WORK TO BE COMPLETED ▸
Write out the entire listing exactly, so that each line matches the original.

RECORDS FOR THE TASK ▸
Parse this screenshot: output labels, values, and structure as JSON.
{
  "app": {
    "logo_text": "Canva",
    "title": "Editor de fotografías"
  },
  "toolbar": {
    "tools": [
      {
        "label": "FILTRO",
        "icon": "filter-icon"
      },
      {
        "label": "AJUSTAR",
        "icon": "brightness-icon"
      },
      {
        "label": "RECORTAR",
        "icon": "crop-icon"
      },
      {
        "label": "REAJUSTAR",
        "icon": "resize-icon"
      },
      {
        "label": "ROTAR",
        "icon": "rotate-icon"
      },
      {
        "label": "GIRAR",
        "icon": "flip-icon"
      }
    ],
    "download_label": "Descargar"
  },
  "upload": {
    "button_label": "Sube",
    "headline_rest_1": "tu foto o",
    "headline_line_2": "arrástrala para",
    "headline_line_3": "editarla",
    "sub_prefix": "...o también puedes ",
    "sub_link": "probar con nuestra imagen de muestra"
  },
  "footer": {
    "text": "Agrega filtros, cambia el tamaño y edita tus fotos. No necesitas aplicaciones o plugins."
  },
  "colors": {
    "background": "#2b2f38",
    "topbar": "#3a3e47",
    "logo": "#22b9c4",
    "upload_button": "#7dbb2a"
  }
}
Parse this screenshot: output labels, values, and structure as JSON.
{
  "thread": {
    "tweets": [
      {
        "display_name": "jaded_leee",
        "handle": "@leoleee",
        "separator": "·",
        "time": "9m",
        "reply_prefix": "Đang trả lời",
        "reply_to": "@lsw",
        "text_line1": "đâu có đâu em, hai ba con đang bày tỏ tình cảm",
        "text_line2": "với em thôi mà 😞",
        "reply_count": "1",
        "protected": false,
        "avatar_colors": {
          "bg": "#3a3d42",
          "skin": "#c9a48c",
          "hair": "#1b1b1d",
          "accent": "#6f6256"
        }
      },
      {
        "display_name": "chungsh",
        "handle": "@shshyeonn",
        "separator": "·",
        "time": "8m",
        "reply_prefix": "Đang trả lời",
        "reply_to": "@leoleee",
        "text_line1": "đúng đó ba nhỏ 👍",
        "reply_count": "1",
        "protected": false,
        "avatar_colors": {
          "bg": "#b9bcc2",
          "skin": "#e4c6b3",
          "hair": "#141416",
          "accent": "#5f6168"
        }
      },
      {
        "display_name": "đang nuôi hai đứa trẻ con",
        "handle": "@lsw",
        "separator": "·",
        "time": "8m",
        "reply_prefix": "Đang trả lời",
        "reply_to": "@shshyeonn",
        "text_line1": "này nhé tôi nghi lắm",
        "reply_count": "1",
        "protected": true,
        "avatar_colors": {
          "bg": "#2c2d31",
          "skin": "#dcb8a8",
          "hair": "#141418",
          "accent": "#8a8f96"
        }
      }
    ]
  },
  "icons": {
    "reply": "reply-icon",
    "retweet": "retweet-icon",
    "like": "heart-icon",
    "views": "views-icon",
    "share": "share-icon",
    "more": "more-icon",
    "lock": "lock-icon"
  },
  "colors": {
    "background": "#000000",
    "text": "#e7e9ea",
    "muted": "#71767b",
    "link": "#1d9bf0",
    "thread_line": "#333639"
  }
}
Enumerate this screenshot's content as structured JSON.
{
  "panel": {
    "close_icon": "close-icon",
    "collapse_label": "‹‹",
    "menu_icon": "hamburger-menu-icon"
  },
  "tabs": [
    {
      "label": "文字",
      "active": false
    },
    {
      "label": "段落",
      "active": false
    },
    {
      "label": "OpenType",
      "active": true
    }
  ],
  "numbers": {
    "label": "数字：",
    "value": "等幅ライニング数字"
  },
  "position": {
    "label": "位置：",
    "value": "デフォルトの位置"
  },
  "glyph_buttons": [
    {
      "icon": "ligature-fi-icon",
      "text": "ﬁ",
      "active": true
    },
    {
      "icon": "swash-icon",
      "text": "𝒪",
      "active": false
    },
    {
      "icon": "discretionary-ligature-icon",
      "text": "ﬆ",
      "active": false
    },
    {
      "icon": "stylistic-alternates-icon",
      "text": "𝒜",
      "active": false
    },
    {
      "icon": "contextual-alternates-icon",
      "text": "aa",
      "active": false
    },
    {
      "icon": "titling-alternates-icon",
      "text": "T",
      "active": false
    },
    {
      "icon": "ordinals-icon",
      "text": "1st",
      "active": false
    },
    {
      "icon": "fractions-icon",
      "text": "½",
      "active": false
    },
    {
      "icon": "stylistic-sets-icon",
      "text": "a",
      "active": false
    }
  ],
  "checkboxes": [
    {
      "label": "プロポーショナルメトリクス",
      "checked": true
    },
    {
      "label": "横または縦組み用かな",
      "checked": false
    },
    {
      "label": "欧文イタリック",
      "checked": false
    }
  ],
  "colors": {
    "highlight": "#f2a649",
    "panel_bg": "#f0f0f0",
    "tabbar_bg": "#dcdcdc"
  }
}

ANSWER SECTION ▸
Parse this screenshot: output labels, values, and structure as JSON.
{
  "app": {
    "logo_text": "Canva",
    "title": "Editor de fotografías"
  },
  "toolbar": {
    "tools": [
      {
        "label": "FILTRO",
        "icon": "filter-icon"
      },
      {
        "label": "AJUSTAR",
        "icon": "brightness-icon"
      },
      {
        "label": "RECORTAR",
        "icon": "crop-icon"
      },
      {
        "label": "REAJUSTAR",
        "icon": "resize-icon"
      },
      {
        "label": "ROTAR",
        "icon": "rotate-icon"
      },
      {
        "label": "GIRAR",
        "icon": "flip-icon"
      }
    ],
    "download_label": "Descargar"
  },
  "upload": {
    "button_label": "Sube",
    "headline_rest_1": "tu foto o",
    "headline_line_2": "arrástrala para",
    "headline_line_3": "editarla",
    "sub_prefix": "...o también puedes ",
    "sub_link": "probar con nuestra imagen de muestra"
  },
  "footer": {
    "text": "Agrega filtros, cambia el tamaño y edita tus fotos. No necesitas aplicaciones o plugins."
  },
  "colors": {
    "background": "#2b2f38",
    "topbar": "#3a3e47",
    "logo": "#22b9c4",
    "upload_button": "#7dbb2a"
  }
}
Parse this screenshot: output labels, values, and structure as JSON.
{
  "thread": {
    "tweets": [
      {
        "display_name": "jaded_leee",
        "handle": "@leoleee",
        "separator": "·",
        "time": "9m",
        "reply_prefix": "Đang trả lời",
        "reply_to": "@lsw",
        "text_line1": "đâu có đâu em, hai ba con đang bày tỏ tình cảm",
        "text_line2": "với em thôi mà 😞",
        "reply_count": "1",
        "protected": false,
        "avatar_colors": {
          "bg": "#3a3d42",
          "skin": "#c9a48c",
          "hair": "#1b1b1d",
          "accent": "#6f6256"
        }
      },
      {
        "display_name": "chungsh",
        "handle": "@shshyeonn",
        "separator": "·",
        "time": "8m",
        "reply_prefix": "Đang trả lời",
        "reply_to": "@leoleee",
        "text_line1": "đúng đó ba nhỏ 👍",
        "reply_count": "1",
        "protected": false,
        "avatar_colors": {
          "bg": "#b9bcc2",
          "skin": "#e4c6b3",
          "hair": "#141416",
          "accent": "#5f6168"
        }
      },
      {
        "display_name": "đang nuôi hai đứa trẻ con",
        "handle": "@lsw",
        "separator": "·",
        "time": "8m",
        "reply_prefix": "Đang trả lời",
        "reply_to": "@shshyeonn",
        "text_line1": "này nhé tôi nghi lắm",
        "reply_count": "1",
        "protected": true,
        "avatar_colors": {
          "bg": "#2c2d31",
          "skin": "#dcb8a8",
          "hair": "#141418",
          "accent": "#8a8f96"
        }
      }
    ]
  },
  "icons": {
    "reply": "reply-icon",
    "retweet": "retweet-icon",
    "like": "heart-icon",
    "views": "views-icon",
    "share": "share-icon",
    "more": "more-icon",
    "lock": "lock-icon"
  },
  "colors": {
    "background": "#000000",
    "text": "#e7e9ea",
    "muted": "#71767b",
    "link": "#1d9bf0",
    "thread_line": "#333639"
  }
}
Enumerate this screenshot's content as structured JSON.
{
  "panel": {
    "close_icon": "close-icon",
    "collapse_label": "‹‹",
    "menu_icon": "hamburger-menu-icon"
  },
  "tabs": [
    {
      "label": "文字",
      "active": false
    },
    {
      "label": "段落",
      "active": false
    },
    {
      "label": "OpenType",
      "active": true
    }
  ],
  "numbers": {
    "label": "数字：",
    "value": "等幅ライニング数字"
  },
  "position": {
    "label": "位置：",
    "value": "デフォルトの位置"
  },
  "glyph_buttons": [
    {
      "icon": "ligature-fi-icon",
      "text": "ﬁ",
      "active": true
    },
    {
      "icon": "swash-icon",
      "text": "𝒪",
      "active": false
    },
    {
      "icon": "discretionary-ligature-icon",
      "text": "ﬆ",
      "active": false
    },
    {
      "icon": "stylistic-alternates-icon",
      "text": "𝒜",
      "active": false
    },
    {
      "icon": "contextual-alternates-icon",
      "text": "aa",
      "active": false
    },
    {
      "icon": "titling-alternates-icon",
      "text": "T",
      "active": false
    },
    {
      "icon": "ordinals-icon",
      "text": "1st",
      "active": false
    },
    {
      "icon": "fractions-icon",
      "text": "½",
      "active": false
    },
    {
      "icon": "stylistic-sets-icon",
      "text": "a",
      "active": false
    }
  ],
  "checkboxes": [
    {
      "label": "プロポーショナルメトリクス",
      "checked": true
    },
    {
      "label": "横または縦組み用かな",
      "checked": false
    },
    {
      "label": "欧文イタリック",
      "checked": false
    }
  ],
  "colors": {
    "highlight": "#f2a649",
    "panel_bg": "#f0f0f0",
    "tabbar_bg": "#dcdcdc"
  }
}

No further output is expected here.